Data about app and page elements
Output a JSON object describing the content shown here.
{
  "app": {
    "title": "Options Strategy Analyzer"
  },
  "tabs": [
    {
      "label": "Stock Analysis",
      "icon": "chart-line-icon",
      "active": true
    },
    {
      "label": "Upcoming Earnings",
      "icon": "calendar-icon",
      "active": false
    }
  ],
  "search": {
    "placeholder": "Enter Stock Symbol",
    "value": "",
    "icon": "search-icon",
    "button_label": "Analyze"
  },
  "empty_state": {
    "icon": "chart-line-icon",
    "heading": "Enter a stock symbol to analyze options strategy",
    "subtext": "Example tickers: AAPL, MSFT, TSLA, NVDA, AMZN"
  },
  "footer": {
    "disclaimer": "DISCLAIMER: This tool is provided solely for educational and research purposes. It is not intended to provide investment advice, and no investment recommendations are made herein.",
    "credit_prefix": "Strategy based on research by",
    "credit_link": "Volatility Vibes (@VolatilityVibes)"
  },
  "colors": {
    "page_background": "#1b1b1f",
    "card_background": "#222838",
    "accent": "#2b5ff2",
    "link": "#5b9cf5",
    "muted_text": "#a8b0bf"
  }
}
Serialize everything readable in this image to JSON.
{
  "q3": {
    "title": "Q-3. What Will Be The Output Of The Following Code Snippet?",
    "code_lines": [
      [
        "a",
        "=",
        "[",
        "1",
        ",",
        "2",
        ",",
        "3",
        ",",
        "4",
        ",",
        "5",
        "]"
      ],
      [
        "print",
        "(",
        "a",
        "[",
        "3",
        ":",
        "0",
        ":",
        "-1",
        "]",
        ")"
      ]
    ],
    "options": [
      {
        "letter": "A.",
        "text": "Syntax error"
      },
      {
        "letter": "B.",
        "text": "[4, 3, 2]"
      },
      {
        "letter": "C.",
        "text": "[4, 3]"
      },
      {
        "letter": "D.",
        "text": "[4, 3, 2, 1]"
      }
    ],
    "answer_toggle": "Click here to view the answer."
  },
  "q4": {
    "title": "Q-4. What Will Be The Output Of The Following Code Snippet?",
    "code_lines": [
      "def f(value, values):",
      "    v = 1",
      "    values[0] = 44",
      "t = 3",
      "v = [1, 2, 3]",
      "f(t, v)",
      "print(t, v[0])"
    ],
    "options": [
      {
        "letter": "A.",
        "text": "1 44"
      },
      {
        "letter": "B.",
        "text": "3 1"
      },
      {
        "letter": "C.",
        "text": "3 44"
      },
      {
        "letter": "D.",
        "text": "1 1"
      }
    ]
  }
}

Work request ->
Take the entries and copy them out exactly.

Answer box ->
Output a JSON object describing the content shown here.
{
  "app": {
    "title": "Options Strategy Analyzer"
  },
  "tabs": [
    {
      "label": "Stock Analysis",
      "icon": "chart-line-icon",
      "active": true
    },
    {
      "label": "Upcoming Earnings",
      "icon": "calendar-icon",
      "active": false
    }
  ],
  "search": {
    "placeholder": "Enter Stock Symbol",
    "value": "",
    "icon": "search-icon",
    "button_label": "Analyze"
  },
  "empty_state": {
    "icon": "chart-line-icon",
    "heading": "Enter a stock symbol to analyze options strategy",
    "subtext": "Example tickers: AAPL, MSFT, TSLA, NVDA, AMZN"
  },
  "footer": {
    "disclaimer": "DISCLAIMER: This tool is provided solely for educational and research purposes. It is not intended to provide investment advice, and no investment recommendations are made herein.",
    "credit_prefix": "Strategy based on research by",
    "credit_link": "Volatility Vibes (@VolatilityVibes)"
  },
  "colors": {
    "page_background": "#1b1b1f",
    "card_background": "#222838",
    "accent": "#2b5ff2",
    "link": "#5b9cf5",
    "muted_text": "#a8b0bf"
  }
}
Serialize everything readable in this image to JSON.
{
  "q3": {
    "title": "Q-3. What Will Be The Output Of The Following Code Snippet?",
    "code_lines": [
      [
        "a",
        "=",
        "[",
        "1",
        ",",
        "2",
        ",",
        "3",
        ",",
        "4",
        ",",
        "5",
        "]"
      ],
      [
        "print",
        "(",
        "a",
        "[",
        "3",
        ":",
        "0",
        ":",
        "-1",
        "]",
        ")"
      ]
    ],
    "options": [
      {
        "letter": "A.",
        "text": "Syntax error"
      },
      {
        "letter": "B.",
        "text": "[4, 3, 2]"
      },
      {
        "letter": "C.",
        "text": "[4, 3]"
      },
      {
        "letter": "D.",
        "text": "[4, 3, 2, 1]"
      }
    ],
    "answer_toggle": "Click here to view the answer."
  },
  "q4": {
    "title": "Q-4. What Will Be The Output Of The Following Code Snippet?",
    "code_lines": [
      "def f(value, values):",
      "    v = 1",
      "    values[0] = 44",
      "t = 3",
      "v = [1, 2, 3]",
      "f(t, v)",
      "print(t, v[0])"
    ],
    "options": [
      {
        "letter": "A.",
        "text": "1 44"
      },
      {
        "letter": "B.",
        "text": "3 1"
      },
      {
        "letter": "C.",
        "text": "3 44"
      },
      {
        "letter": "D.",
        "text": "1 1"
      }
    ]
  }
}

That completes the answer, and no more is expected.